When you started your business, or as you were dreaming about starting it, you were likely fueled by a background of inspirational conversations, encouragement from friends and family and financial projections from your business plan.
However, after being in business for a while, you might have faced some difficult customers. Maybe you stumbled through a product launch, or received some harsh feedback. Perhaps you hired some less-than-ideal employees or fell short of your financial goals.
Either way, you’ve finally had that day — you know, the one where the questions begin. What am I doing? Why am I doing it?
The doubt monster has started to follow you around and is forcing you to question yourself, your business and the decisions you are making.
But when you find yourself struggling, remember this is all part of the process. Life is all about balance, and running a business is no exception. Still, when you’re going through a rough patch, what can you do to help yourself?
First, learn to accept the reality that owning a vegan business comes with challenges — for that matter anything worth doing is usually met with some obstacles. Second, create a process for managing these meteor showers. Here’s a few tips to help you resurface after one of those days:
Use Negative Feedback As A Tool
Every business owner, at some point or another, faces negative feedback. And often that feedback can feel like a personal attack. But as the face of your business, you’ve become a public figure. That means your product, food, program or class will be evaluated by the world, and it isn’t possible to maintain a 100% approval-rating.
Learn how to separate useful feedback from criticisms you need to let go.
Filter productive feedback so it can be leveraged to make you and your business stronger. Often new ideas, products and businesses are driven by the unmet or under-met needs of customers. If you can figure out how to use negative feedback as a tool to drive improvements, your business will be better for it in the end.
Don’t Ignore Problems
Often small business owners adopt the “ignore it until it becomes big enough” policy when it comes to issues with their products/services.
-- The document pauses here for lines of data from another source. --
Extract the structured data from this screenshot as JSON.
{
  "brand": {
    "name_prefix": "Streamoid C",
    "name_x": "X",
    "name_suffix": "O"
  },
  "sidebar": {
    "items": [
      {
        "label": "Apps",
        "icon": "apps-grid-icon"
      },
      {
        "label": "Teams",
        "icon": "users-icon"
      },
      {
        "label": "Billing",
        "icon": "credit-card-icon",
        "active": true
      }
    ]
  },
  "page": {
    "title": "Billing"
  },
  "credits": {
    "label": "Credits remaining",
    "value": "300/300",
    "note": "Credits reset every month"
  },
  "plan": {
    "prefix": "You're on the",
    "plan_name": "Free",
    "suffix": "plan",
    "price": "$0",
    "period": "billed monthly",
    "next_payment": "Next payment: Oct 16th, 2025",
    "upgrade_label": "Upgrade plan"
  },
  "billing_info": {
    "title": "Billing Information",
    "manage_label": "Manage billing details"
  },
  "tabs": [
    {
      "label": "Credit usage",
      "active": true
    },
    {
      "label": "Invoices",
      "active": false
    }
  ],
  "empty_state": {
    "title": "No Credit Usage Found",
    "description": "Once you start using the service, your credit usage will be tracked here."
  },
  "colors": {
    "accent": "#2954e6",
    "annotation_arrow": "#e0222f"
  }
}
It may be tempting to do this since fixing problems can be costly in both time and money. The danger of this approach is that problems can get so big they will train-wreck your business. Not every issue should necessarily be top priority, but you should have a process that helps to identify, track and resolve critical problems before they become unmanageable.
I recommend creating a log of all issues, complaints or problems that surface in your business. Create two ranking systems so you can measure the impact of unaddressed issues on your business and your customers, and estimate the investment needed to fix them. Use a ranking system such as high-low, and capture the frequency of the issue.
This will help you determine where to start. In addition, it will move you into productive problem-solving mode (instead of unproductive sitting-in-a pile-of-worry mode).
Find Your Reset Button
After you’ve been through something traumatic, it’s critical to have a routine or process that can help you shed negativity. This might be taking a walk in your favorite place, watching your favorite movie, exercising, calling a loved one or simply taking a hot bath and getting an early night.
Whatever it is for you, know how to find your way to your happy place again, so you’re ready to start fresh and take on the world for one more day.
Keep this article handy, so when you have “One Of Those Days” you can remind yourself that you’re not alone and use some of these suggestions to turn things around.
Identify your reset button. Even if you haven’t had “one of those days” yet, you will at some point, and it’s a good idea to have a strategy in your back pocket to find your way back to a fresh start. What’s yours?